• [Work order] Repeat every entry exactly. Do not include the pictures.

• [The data]
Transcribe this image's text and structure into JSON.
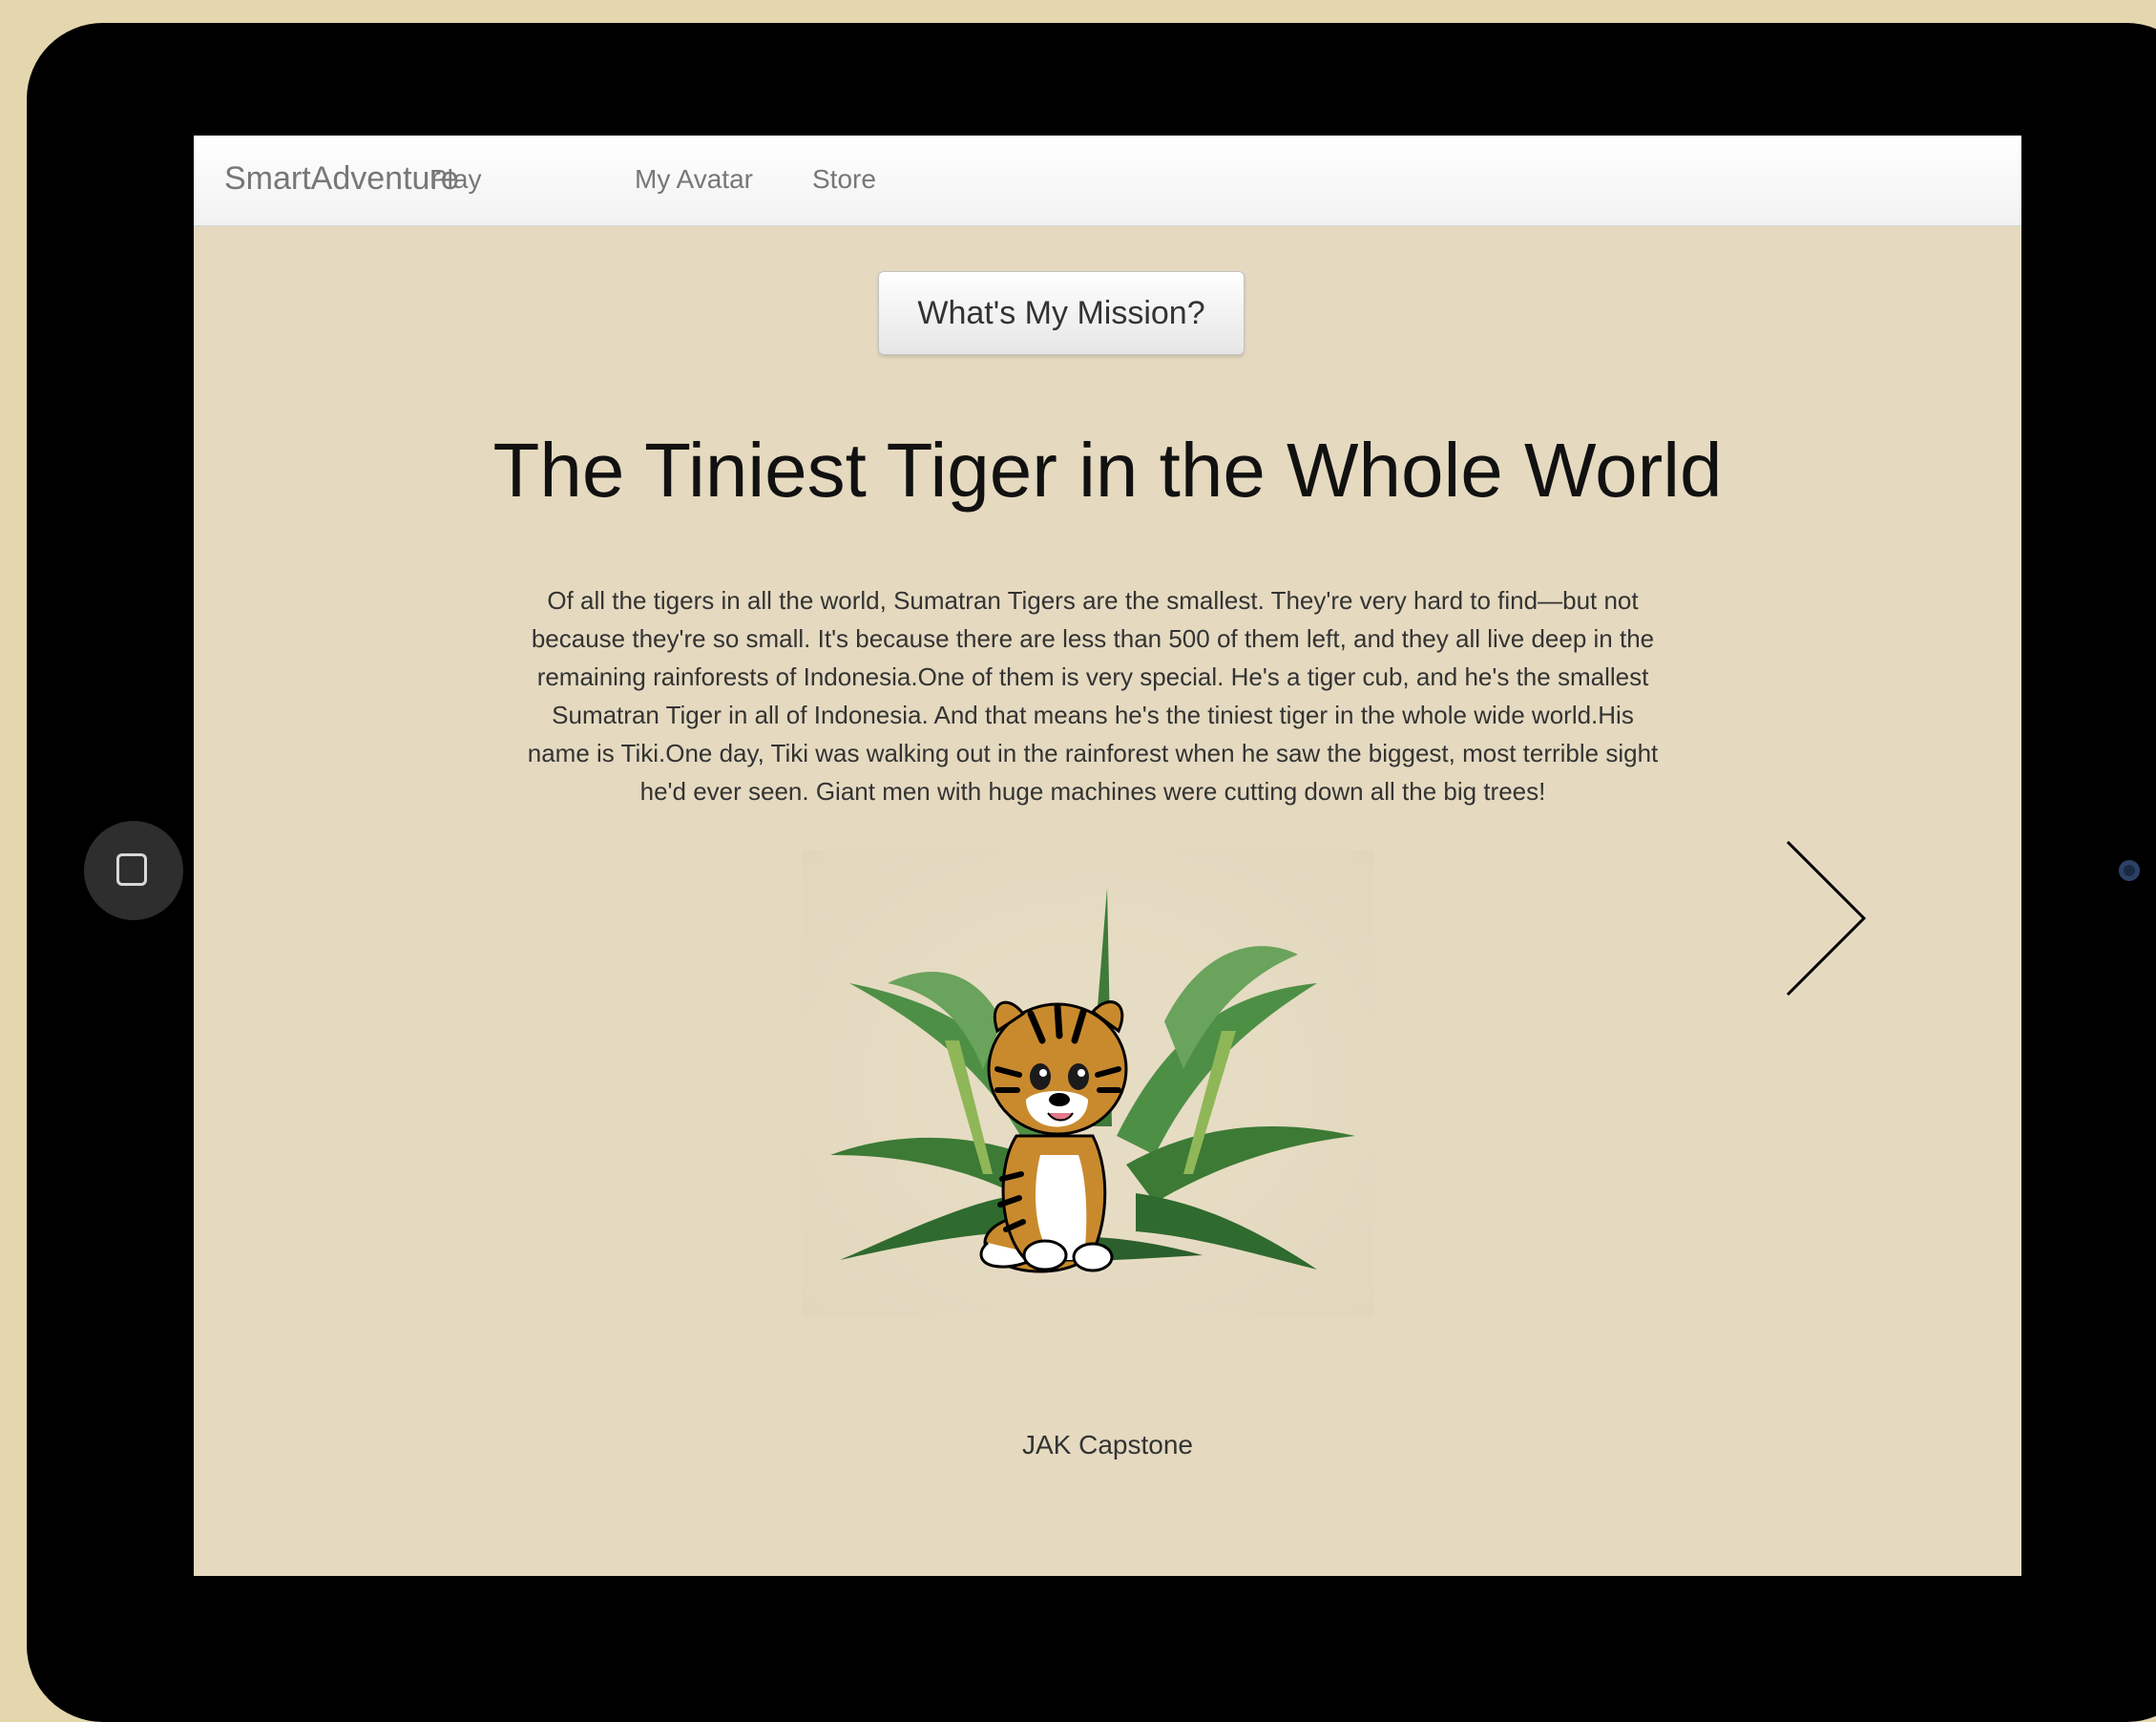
{
  "navbar": {
    "brand": "SmartAdventure",
    "links": [
      "Play",
      "My Avatar",
      "Store"
    ]
  },
  "mission_button": "What's My Mission?",
  "story": {
    "title": "The Tiniest Tiger in the Whole World",
    "text": "Of all the tigers in all the world, Sumatran Tigers are the smallest. They're very hard to find—but not because they're so small. It's because there are less than 500 of them left, and they all live deep in the remaining rainforests of Indonesia.One of them is very special. He's a tiger cub, and he's the smallest Sumatran Tiger in all of Indonesia. And that means he's the tiniest tiger in the whole wide world.His name is Tiki.One day, Tiki was walking out in the rainforest when he saw the biggest, most terrible sight he'd ever seen. Giant men with huge machines were cutting down all the big trees!"
  },
  "footer": "JAK Capstone",
  "icons": {
    "next": "chevron-right-icon",
    "home": "home-button-icon",
    "camera": "camera-icon"
  },
  "colors": {
    "page_background": "#e4d7ae",
    "screen_background": "#e5dac0",
    "tablet_frame": "#000000"
  }
}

• [Exercise solution]
Transcribe this image's text and structure into JSON.
{
  "navbar": {
    "brand": "SmartAdventure",
    "links": [
      "Play",
      "My Avatar",
      "Store"
    ]
  },
  "mission_button": "What's My Mission?",
  "story": {
    "title": "The Tiniest Tiger in the Whole World",
    "text": "Of all the tigers in all the world, Sumatran Tigers are the smallest. They're very hard to find—but not because they're so small. It's because there are less than 500 of them left, and they all live deep in the remaining rainforests of Indonesia.One of them is very special. He's a tiger cub, and he's the smallest Sumatran Tiger in all of Indonesia. And that means he's the tiniest tiger in the whole wide world.His name is Tiki.One day, Tiki was walking out in the rainforest when he saw the biggest, most terrible sight he'd ever seen. Giant men with huge machines were cutting down all the big trees!"
  },
  "footer": "JAK Capstone",
  "icons": {
    "next": "chevron-right-icon",
    "home": "home-button-icon",
    "camera": "camera-icon"
  },
  "colors": {
    "page_background": "#e4d7ae",
    "screen_background": "#e5dac0",
    "tablet_frame": "#000000"
  }
}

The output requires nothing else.